Rossini: Otello

Our rating 
3.0 out of 5 star rating 3.0

LABELS: Opera Rara
WORKS: Otello
PERFORMER: Bruce Ford, Elizabeth Futral, Ildebrando D’Arcangelo, William Matteuzzi; Geoffrey Mitchell Choir, Philharmonia Orchestra/David Parry
Forget Shakespeare, and certainly try and forget Verdi. Rossini’s early opera (1816), written for Naples, makes a brave stab at the lurid tale of the jealous Moor, but inevitably falls flat unless taken purely on its own terms, and seen within the conventions of its time. Part of the problem is its length: the first act is 70 minutes, and the drama doesn’t really bite until Act II. The other problem is that Rossini couldn’t resist the tenor voice: there are five of them in the opera, including Otello, Iago and Rodrigo. After a while it becomes rather difficult to tell them apart. No, if it’s Otello the drama you want, Rossini’s not your man.

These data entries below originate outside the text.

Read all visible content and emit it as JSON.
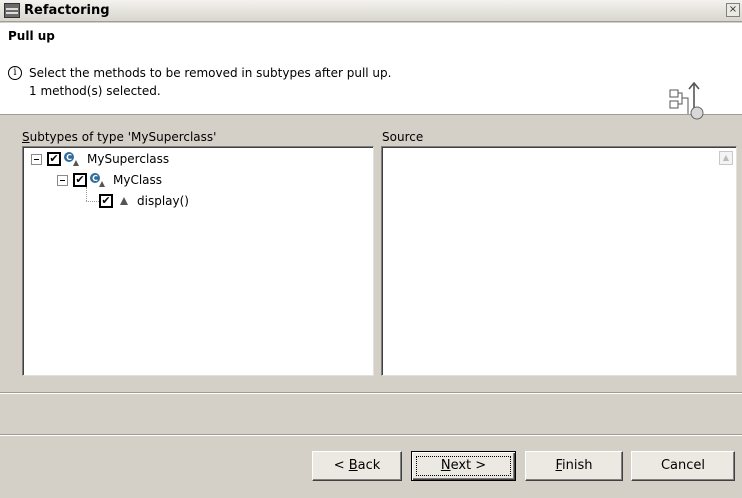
{
  "window": {
    "title": "Refactoring",
    "close_glyph": "×"
  },
  "banner": {
    "title": "Pull up",
    "info_glyph": "i",
    "message_line1": "Select the methods to be removed in subtypes after pull up.",
    "message_line2": "1 method(s) selected.",
    "icon": "pull-up-wizard-icon"
  },
  "subtypes": {
    "label_accel": "S",
    "label_rest": "ubtypes of type 'MySuperclass'",
    "tree": [
      {
        "label": "MySuperclass",
        "checked": "✔",
        "icon": "class-icon"
      },
      {
        "label": "MyClass",
        "checked": "✔",
        "icon": "class-icon"
      },
      {
        "label": "display()",
        "checked": "✔",
        "icon": "method-triangle-icon"
      }
    ]
  },
  "source": {
    "label": "Source",
    "scroll_glyph": "▲"
  },
  "buttons": {
    "back_pre": "< ",
    "back_accel": "B",
    "back_rest": "ack",
    "next_accel": "N",
    "next_rest": "ext >",
    "finish_accel": "F",
    "finish_rest": "inish",
    "cancel": "Cancel"
  },
  "colors": {
    "dialog_bg": "#d4d0c8",
    "banner_bg": "#ffffff",
    "class_icon": "#2f6d9c"
  }
}
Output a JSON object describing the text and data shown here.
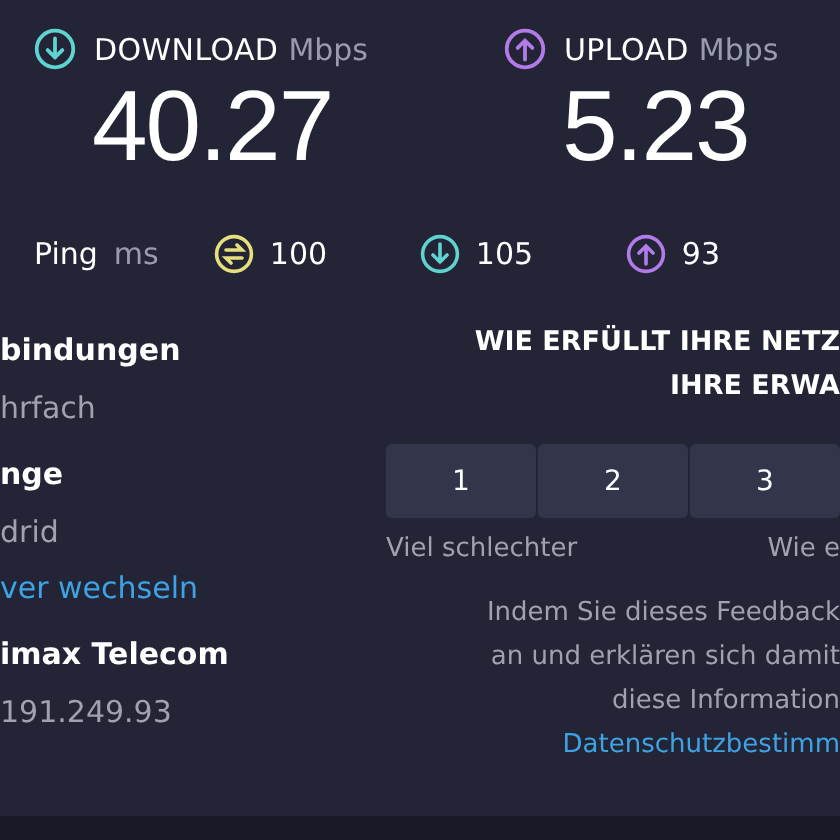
{
  "speeds": [
    {
      "kind": "download",
      "label": "DOWNLOAD",
      "unit": "Mbps",
      "value": "40.27"
    },
    {
      "kind": "upload",
      "label": "UPLOAD",
      "unit": "Mbps",
      "value": "5.23"
    }
  ],
  "ping": {
    "label": "Ping",
    "unit": "ms",
    "readings": [
      {
        "kind": "idle",
        "value": "100"
      },
      {
        "kind": "download",
        "value": "105"
      },
      {
        "kind": "upload",
        "value": "93"
      }
    ]
  },
  "info": [
    {
      "kind": "heading",
      "text": "bindungen"
    },
    {
      "kind": "value",
      "text": "hrfach"
    },
    {
      "kind": "heading",
      "text": "nge"
    },
    {
      "kind": "value",
      "text": "drid"
    },
    {
      "kind": "link",
      "text": "ver wechseln"
    },
    {
      "kind": "heading",
      "text": "imax Telecom"
    },
    {
      "kind": "value",
      "text": "191.249.93"
    }
  ],
  "feedback": {
    "heading": [
      "WIE ERFÜLLT IHRE NETZ",
      "IHRE ERWA"
    ],
    "ratings": [
      {
        "label": "1",
        "selected": false
      },
      {
        "label": "2",
        "selected": false
      },
      {
        "label": "3",
        "selected": false
      }
    ],
    "scale": [
      "Viel schlechter",
      "Wie e"
    ],
    "note": [
      "Indem Sie dieses Feedback",
      "an und erklären sich damit",
      "diese Information"
    ],
    "link": "Datenschutzbestimm"
  }
}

But who can resist some of these delicious tunes? Alright, it’s not vintage Rossini, but the lovely duet between Desdemona and Emilia in Act I, with its ‘throbbing heart’ accompaniment, is a little gem, and the trio and finale to Act II and most of the Third Act have one marvelling at Rossini’s inventiveness, even if it is drama in the major key.

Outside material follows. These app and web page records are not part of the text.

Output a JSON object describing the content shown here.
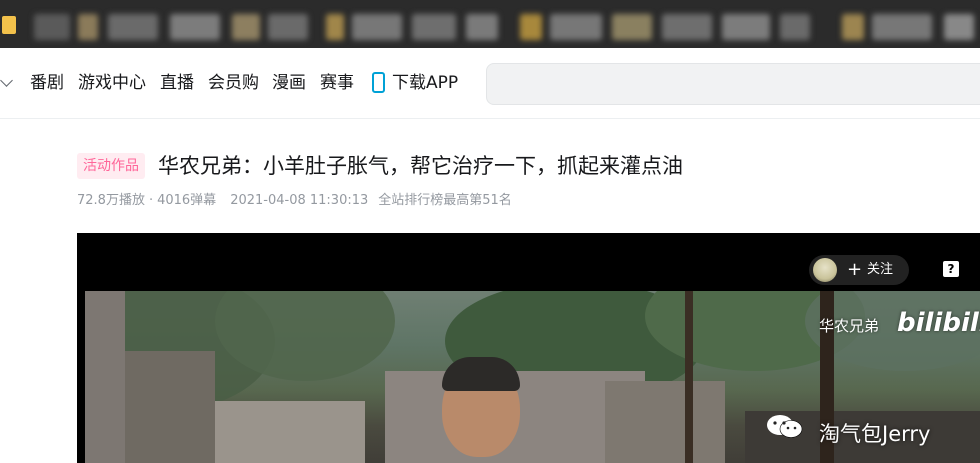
{
  "nav": {
    "items": [
      "番剧",
      "游戏中心",
      "直播",
      "会员购",
      "漫画",
      "赛事"
    ],
    "download_label": "下载APP"
  },
  "video": {
    "badge": "活动作品",
    "title": "华农兄弟：小羊肚子胀气，帮它治疗一下，抓起来灌点油",
    "plays": "72.8万播放",
    "separator": "·",
    "danmaku": "4016弹幕",
    "date": "2021-04-08 11:30:13",
    "rank": "全站排行榜最高第51名"
  },
  "player": {
    "follow_label": "关注",
    "follow_plus": "+",
    "help_glyph": "?",
    "watermark_text": "华农兄弟",
    "watermark_logo": "bilibili",
    "overlay_text": "淘气包Jerry"
  },
  "colors": {
    "accent_pink": "#ff6699",
    "badge_bg": "#ffecf1",
    "app_blue": "#00a1d6",
    "meta_gray": "#9499a0"
  },
  "icons": [
    "chevron-down-icon",
    "phone-icon",
    "help-icon",
    "wechat-icon"
  ]
}
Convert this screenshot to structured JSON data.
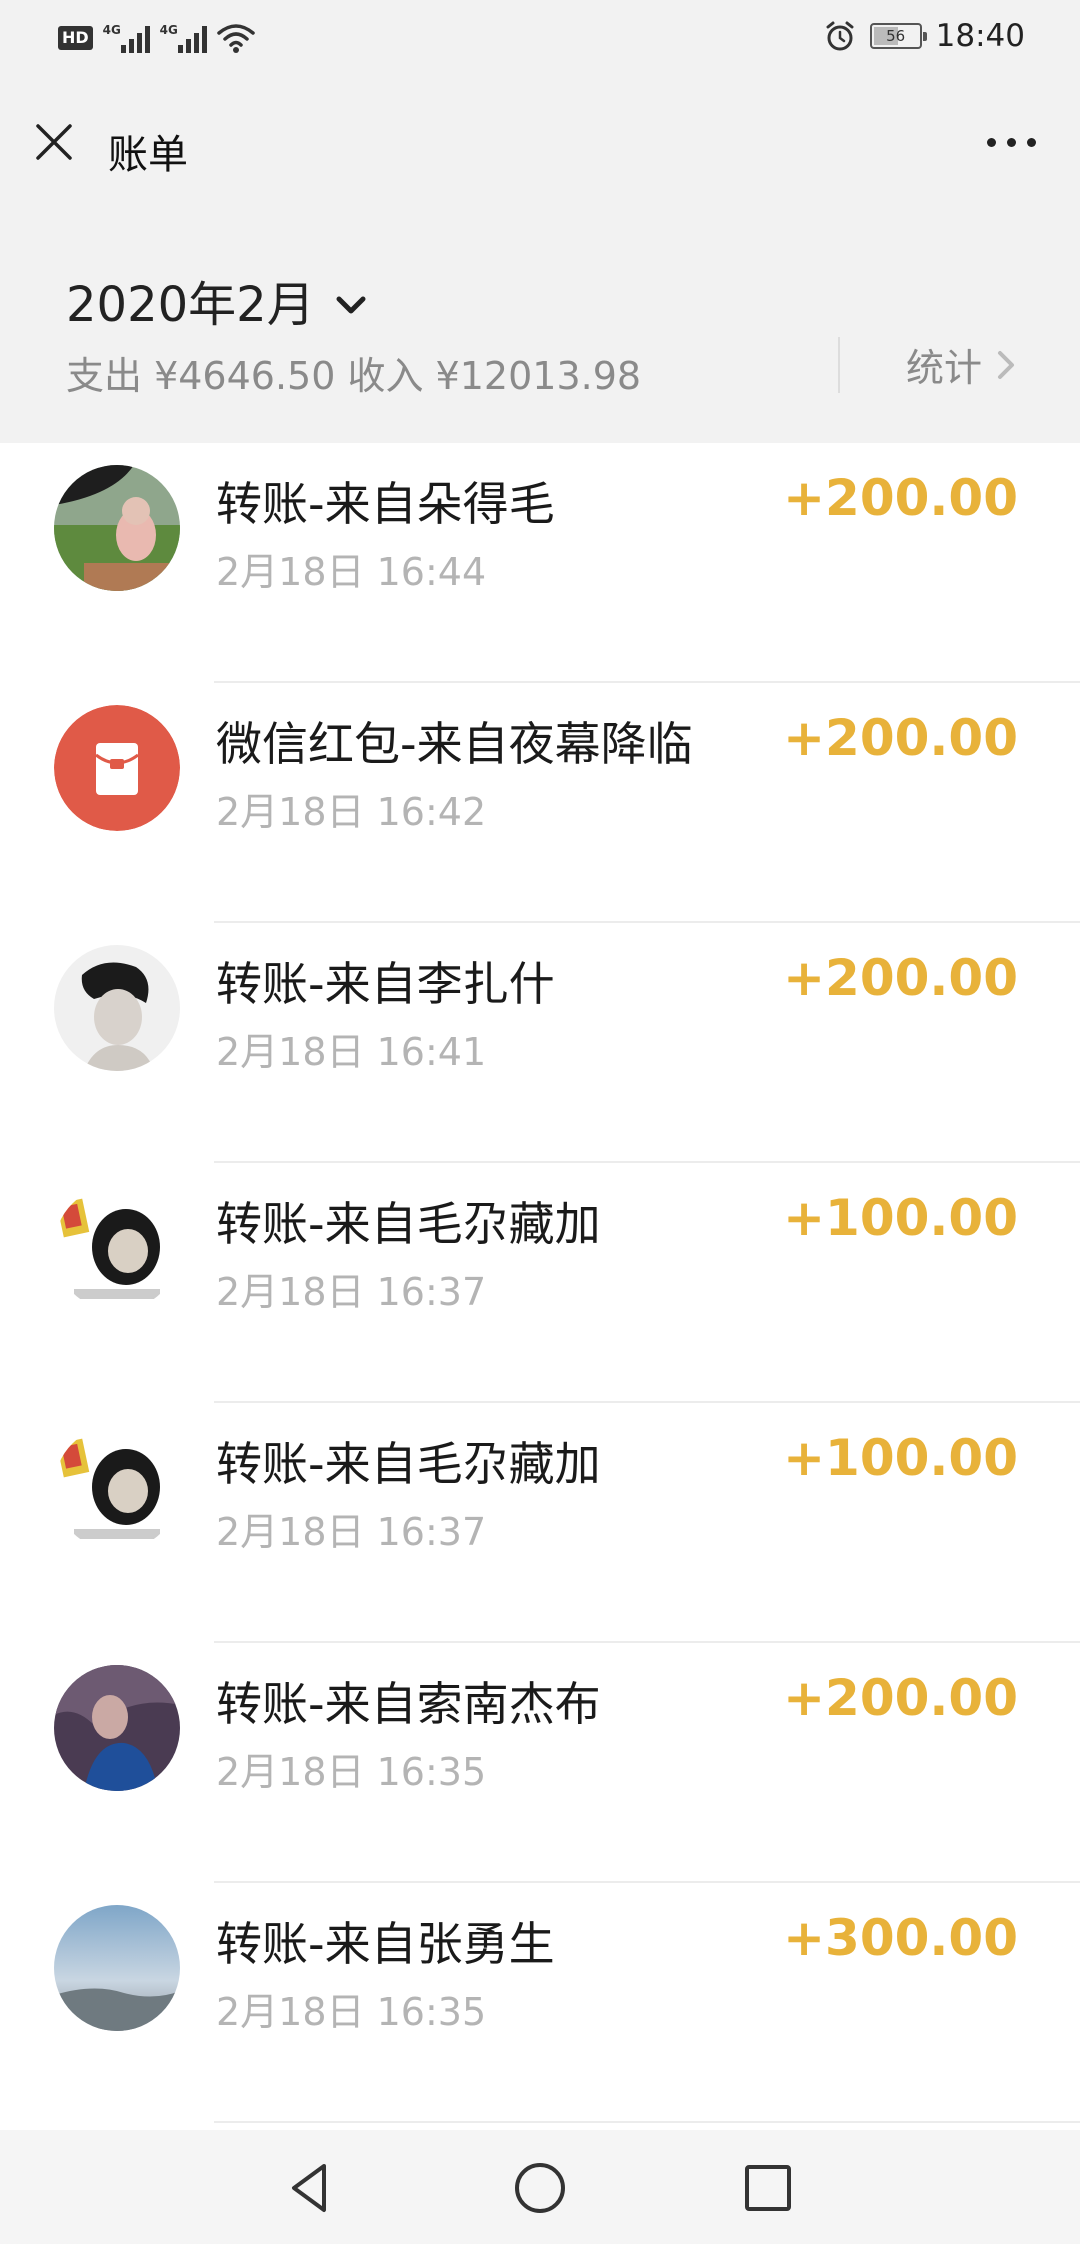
{
  "status_bar": {
    "hd": "HD",
    "sim1_net": "4G",
    "sim2_net": "4G",
    "battery": "56",
    "battery_level": 0.56,
    "time": "18:40"
  },
  "header": {
    "title": "账单"
  },
  "summary": {
    "month": "2020年2月",
    "totals": "支出 ¥4646.50 收入 ¥12013.98",
    "stats_label": "统计"
  },
  "transactions": [
    {
      "title": "转账-来自朵得毛",
      "time": "2月18日 16:44",
      "amount": "+200.00",
      "avatar": "photo-avatar"
    },
    {
      "title": "微信红包-来自夜幕降临",
      "time": "2月18日 16:42",
      "amount": "+200.00",
      "avatar": "red-packet-icon"
    },
    {
      "title": "转账-来自李扎什",
      "time": "2月18日 16:41",
      "amount": "+200.00",
      "avatar": "photo-avatar"
    },
    {
      "title": "转账-来自毛尕藏加",
      "time": "2月18日 16:37",
      "amount": "+100.00",
      "avatar": "meme-avatar"
    },
    {
      "title": "转账-来自毛尕藏加",
      "time": "2月18日 16:37",
      "amount": "+100.00",
      "avatar": "meme-avatar"
    },
    {
      "title": "转账-来自索南杰布",
      "time": "2月18日 16:35",
      "amount": "+200.00",
      "avatar": "photo-avatar"
    },
    {
      "title": "转账-来自张勇生",
      "time": "2月18日 16:35",
      "amount": "+300.00",
      "avatar": "photo-avatar"
    }
  ],
  "colors": {
    "amount": "#e8b23a",
    "red_packet": "#e05a48",
    "background": "#f2f2f2"
  }
}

Some of the blame lies with this performance. The Iago is pallid, the Rodrigo a bantamweight. Futral sings Desdemona’s music beautifully, but the emotions are too generalised, particularly in her Willow Song. Bruce Ford is the most dramatically engaged member of the cast, and sings with exciting, bright tone. But David Parry’s conducting flares intermittently, and the studio recording is just that. One misses the whiff of greasepaint. Stick with the Philips/Carreras recording, on two mid-priced CDs. Adam Gatehouse